Los Angeles Mayor Antonio Villaraigosa on Monday said Latinos and African Americans must “face up to” existing racial strains over jobs, language differences and violent crime by addressing the underlying causes of those tensions, primarily poverty and the lack of opportunity.
At the same time Villaraigosa dismissed those who believe that such tensions define the relationship between blacks and Latinos “as if it’s endemic to our DNA to have conflict.”
Villaraigosa waded into the volatile issue of race at the National Black Latino Summit, a conference of community leaders and organizers who came to Los Angeles to tighten bonds between the nation’s two largest minority groups and counter the “hyperventilating” over perceptions of a racial divide.

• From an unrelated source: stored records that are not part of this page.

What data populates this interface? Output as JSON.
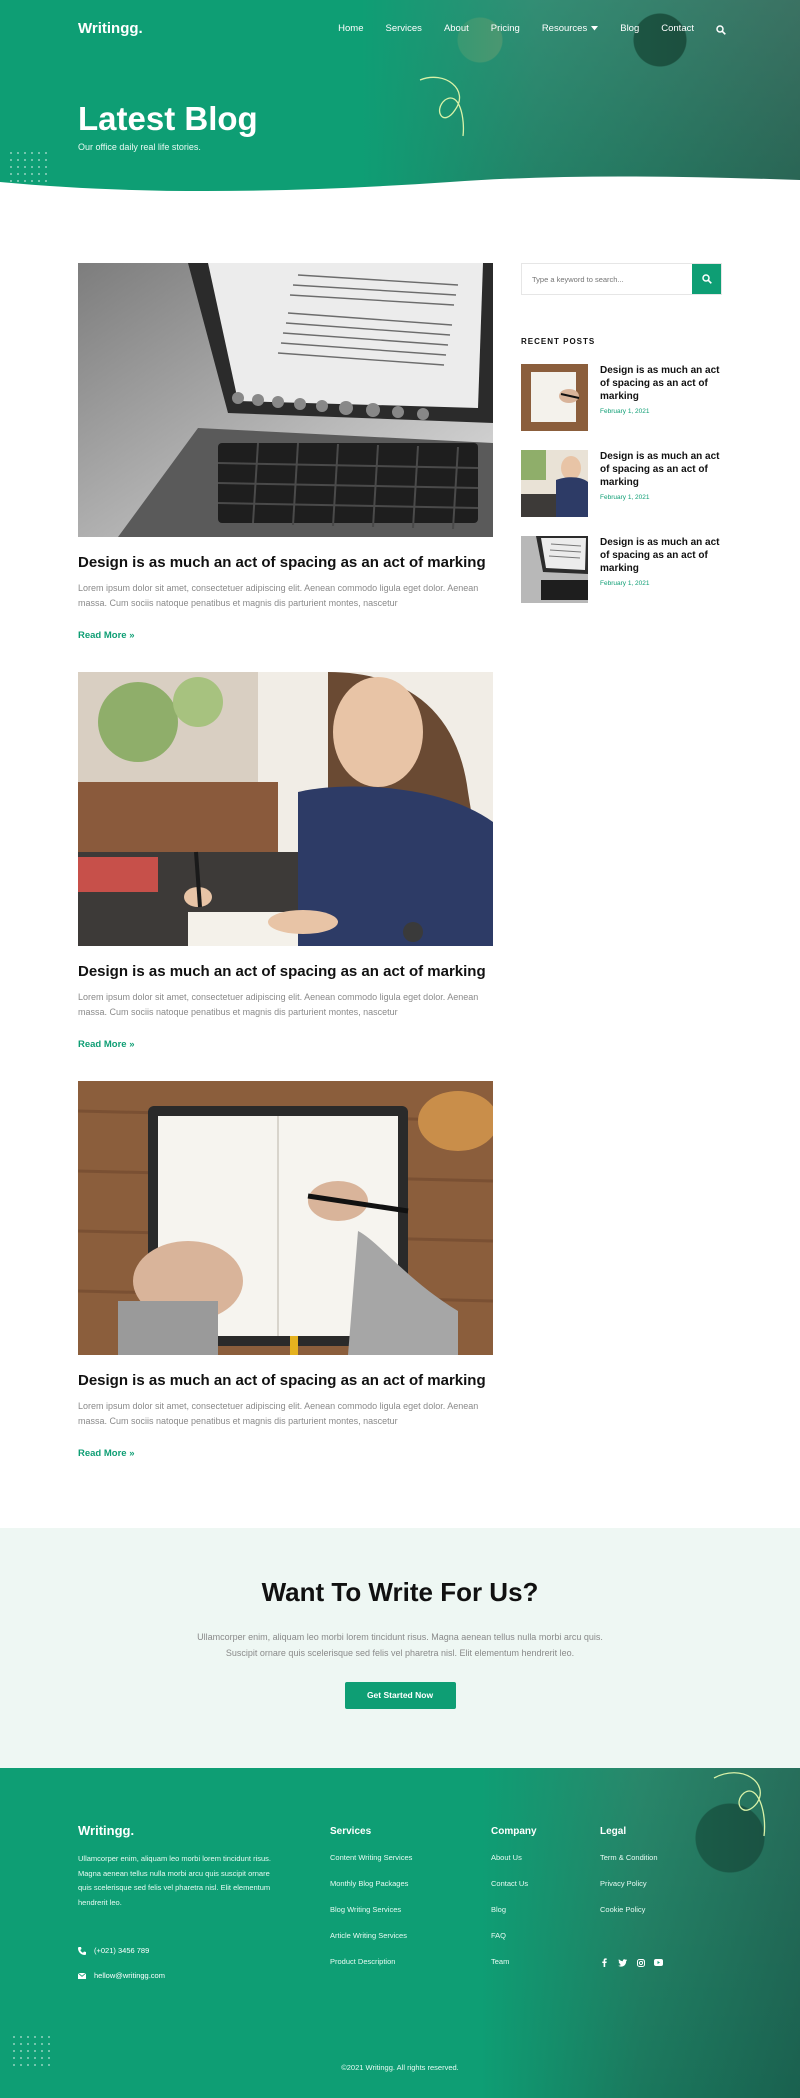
{
  "header": {
    "logo": "Writingg.",
    "nav": [
      "Home",
      "Services",
      "About",
      "Pricing",
      "Resources",
      "Blog",
      "Contact"
    ],
    "title": "Latest Blog",
    "subtitle": "Our office daily real life stories."
  },
  "posts": [
    {
      "title": "Design is as much an act of spacing as an act of marking",
      "excerpt": "Lorem ipsum dolor sit amet, consectetuer adipiscing elit. Aenean commodo ligula eget dolor. Aenean massa. Cum sociis natoque penatibus et magnis dis parturient montes, nascetur",
      "read_more": "Read More »",
      "image": "laptop-ebook-photo"
    },
    {
      "title": "Design is as much an act of spacing as an act of marking",
      "excerpt": "Lorem ipsum dolor sit amet, consectetuer adipiscing elit. Aenean commodo ligula eget dolor. Aenean massa. Cum sociis natoque penatibus et magnis dis parturient montes, nascetur",
      "read_more": "Read More »",
      "image": "woman-writing-photo"
    },
    {
      "title": "Design is as much an act of spacing as an act of marking",
      "excerpt": "Lorem ipsum dolor sit amet, consectetuer adipiscing elit. Aenean commodo ligula eget dolor. Aenean massa. Cum sociis natoque penatibus et magnis dis parturient montes, nascetur",
      "read_more": "Read More »",
      "image": "notebook-writing-photo"
    }
  ],
  "sidebar": {
    "search_placeholder": "Type a keyword to search...",
    "recent_heading": "RECENT POSTS",
    "recent": [
      {
        "title": "Design is as much an act of spacing as an act of marking",
        "date": "February 1, 2021"
      },
      {
        "title": "Design is as much an act of spacing as an act of marking",
        "date": "February 1, 2021"
      },
      {
        "title": "Design is as much an act of spacing as an act of marking",
        "date": "February 1, 2021"
      }
    ]
  },
  "cta": {
    "title": "Want To Write For Us?",
    "text": "Ullamcorper enim, aliquam leo morbi lorem tincidunt risus. Magna aenean tellus nulla morbi arcu quis. Suscipit ornare quis scelerisque sed felis vel pharetra nisl. Elit elementum hendrerit leo.",
    "button": "Get Started Now"
  },
  "footer": {
    "logo": "Writingg.",
    "about": "Ullamcorper enim, aliquam leo morbi lorem tincidunt risus. Magna aenean tellus nulla morbi arcu quis suscipit ornare quis scelerisque sed felis vel pharetra nisl. Elit elementum hendrerit leo.",
    "phone": "(+021) 3456 789",
    "email": "hellow@writingg.com",
    "columns": [
      {
        "title": "Services",
        "items": [
          "Content Writing Services",
          "Monthly Blog Packages",
          "Blog Writing Services",
          "Article Writing Services",
          "Product Description"
        ]
      },
      {
        "title": "Company",
        "items": [
          "About Us",
          "Contact Us",
          "Blog",
          "FAQ",
          "Team"
        ]
      },
      {
        "title": "Legal",
        "items": [
          "Term & Condition",
          "Privacy Policy",
          "Cookie Policy"
        ]
      }
    ],
    "social": [
      "facebook-icon",
      "twitter-icon",
      "instagram-icon",
      "youtube-icon"
    ],
    "copyright": "©2021 Writingg. All rights reserved."
  },
  "colors": {
    "brand": "#0e9e74",
    "cta_bg": "#eef7f3",
    "text_muted": "#8a8a8a"
  }
}
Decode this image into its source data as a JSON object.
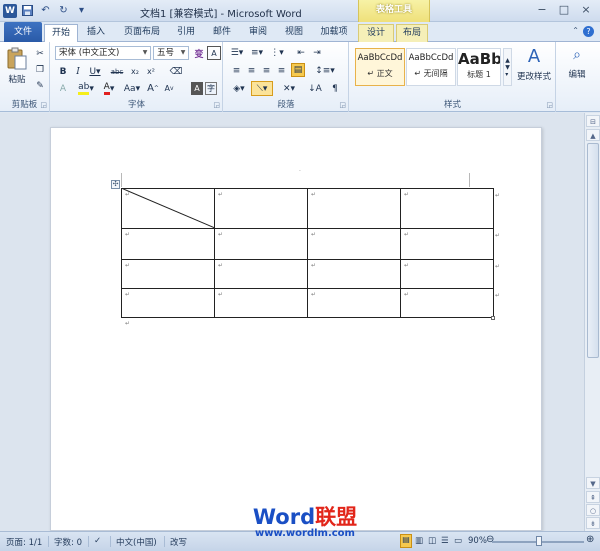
{
  "titlebar": {
    "title": "文档1 [兼容模式] - Microsoft Word",
    "context_group": "表格工具",
    "qat_icons": [
      "word-logo-icon",
      "save-icon",
      "undo-icon",
      "redo-icon",
      "customize-qat-icon"
    ],
    "word_logo": "W"
  },
  "tabs": [
    {
      "label": "文件"
    },
    {
      "label": "开始"
    },
    {
      "label": "插入"
    },
    {
      "label": "页面布局"
    },
    {
      "label": "引用"
    },
    {
      "label": "邮件"
    },
    {
      "label": "审阅"
    },
    {
      "label": "视图"
    },
    {
      "label": "加载项"
    },
    {
      "label": "设计"
    },
    {
      "label": "布局"
    }
  ],
  "ribbon": {
    "clipboard": {
      "label": "剪贴板",
      "paste": "粘贴"
    },
    "font": {
      "label": "字体",
      "font_name": "宋体 (中文正文)",
      "font_size": "五号"
    },
    "paragraph": {
      "label": "段落"
    },
    "styles": {
      "label": "样式",
      "items": [
        {
          "sample": "AaBbCcDd",
          "name": "↵ 正文"
        },
        {
          "sample": "AaBbCcDd",
          "name": "↵ 无间隔"
        },
        {
          "sample": "AaBb",
          "name": "标题 1"
        }
      ],
      "change_styles": "更改样式"
    },
    "editing": {
      "label": "编辑"
    }
  },
  "document": {
    "para_mark": "↵",
    "table": {
      "rows": 4,
      "cols": 4
    }
  },
  "statusbar": {
    "page": "页面: 1/1",
    "words": "字数: 0",
    "language": "中文(中国)",
    "mode": "改写",
    "zoom": "90%"
  },
  "watermark": {
    "brand_word": "Word",
    "brand_cn": "联盟",
    "url": "www.wordlm.com"
  },
  "colors": {
    "file_tab": "#2a5aa7",
    "context_tab": "#efe07a",
    "watermark_blue": "#1a4fc4",
    "watermark_red": "#e2261a"
  }
}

Though he acknowledged that recent gang violence and schoolyard brawls between blacks and Latinos in Los Angeles have drawn national attention and must be addressed, Villaraigosa emphasized the long history of blacks and Latinos working and living together. Blacks and Latinos joined together in the fight for civil rights, he said, and today Los Angeles is filled with thriving multiethnic neighborhoods.

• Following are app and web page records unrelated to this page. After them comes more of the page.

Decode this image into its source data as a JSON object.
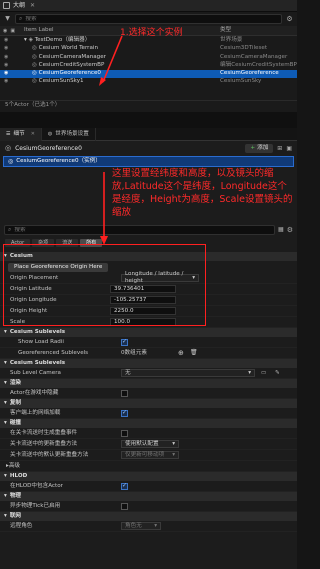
{
  "outliner": {
    "title": "大纲",
    "search_placeholder": "搜索",
    "col_label": "Item Label",
    "col_type": "类型",
    "rows": [
      {
        "name": "TestDemo（编辑器）",
        "type": "世界场景"
      },
      {
        "name": "Cesium World Terrain",
        "type": "Cesium3DTileset"
      },
      {
        "name": "CesiumCameraManager",
        "type": "CesiumCameraManager"
      },
      {
        "name": "CesiumCreditSystemBP",
        "type": "编辑CesiumCreditSystemBP"
      },
      {
        "name": "CesiumGeoreference0",
        "type": "CesiumGeoreference"
      },
      {
        "name": "CesiumSunSky1",
        "type": "CesiumSunSky"
      }
    ],
    "actor_count": "5个Actor（已选1个）"
  },
  "annotations": {
    "a1": "1.选择这个实例",
    "a2": "这里设置经纬度和高度，以及镜头的缩放,Latitude这个是纬度，Longitude这个是经度，Height为高度，Scale设置镜头的缩放"
  },
  "details": {
    "tab_details": "细节",
    "tab_world": "世界场景设置",
    "actor_name": "CesiumGeoreference0",
    "add_label": "添加",
    "component": "CesiumGeoreference0（实例）",
    "search_placeholder": "搜索",
    "filters": [
      "Actor",
      "杂项",
      "流送",
      "所有"
    ],
    "cesium_section": "Cesium",
    "place_button": "Place Georeference Origin Here",
    "props": {
      "origin_placement": {
        "label": "Origin Placement",
        "value": "Longitude / latitude / height"
      },
      "origin_latitude": {
        "label": "Origin Latitude",
        "value": "39.736401"
      },
      "origin_longitude": {
        "label": "Origin Longitude",
        "value": "-105.25737"
      },
      "origin_height": {
        "label": "Origin Height",
        "value": "2250.0"
      },
      "scale": {
        "label": "Scale",
        "value": "100.0"
      }
    },
    "sublevels_section": "Cesium Sublevels",
    "show_load_radii": "Show Load Radii",
    "georef_sublevels": "Georeferenced Sublevels",
    "georef_sublevels_value": "0数组元素",
    "sublevels_section2": "Cesium Sublevels",
    "sub_level_camera": "Sub Level Camera",
    "sub_level_camera_value": "无",
    "render_section": "渲染",
    "actor_hidden": "Actor在游戏中隐藏",
    "replication_section": "复制",
    "net_load": "客户端上的网络加载",
    "collision_section": "碰撞",
    "overlap_events": "在关卡流送时生成重叠事件",
    "update_method": "关卡流送中的更新重叠方法",
    "update_method_value": "使用默认配置",
    "default_update": "关卡流送中的默认更新重叠方法",
    "default_update_value": "仅更新可移动项",
    "advanced_section": "高级",
    "hlod_section": "HLOD",
    "include_hlod": "在HLOD中包含Actor",
    "physics_section": "物理",
    "async_tick": "异步物理Tick已启用",
    "network_section": "联网",
    "net_role": "远程角色",
    "net_role_value": "角色无"
  }
}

“The tension really comes from the struggle for survival, not race,” Lee [The Rev. Eric P. Lee, president of the Southern Christian Leadership Conference of Greater Los Angeles] said. “We all want the same thing. We all want a quality of life that speaks to dignity, respect and economic opportunity.”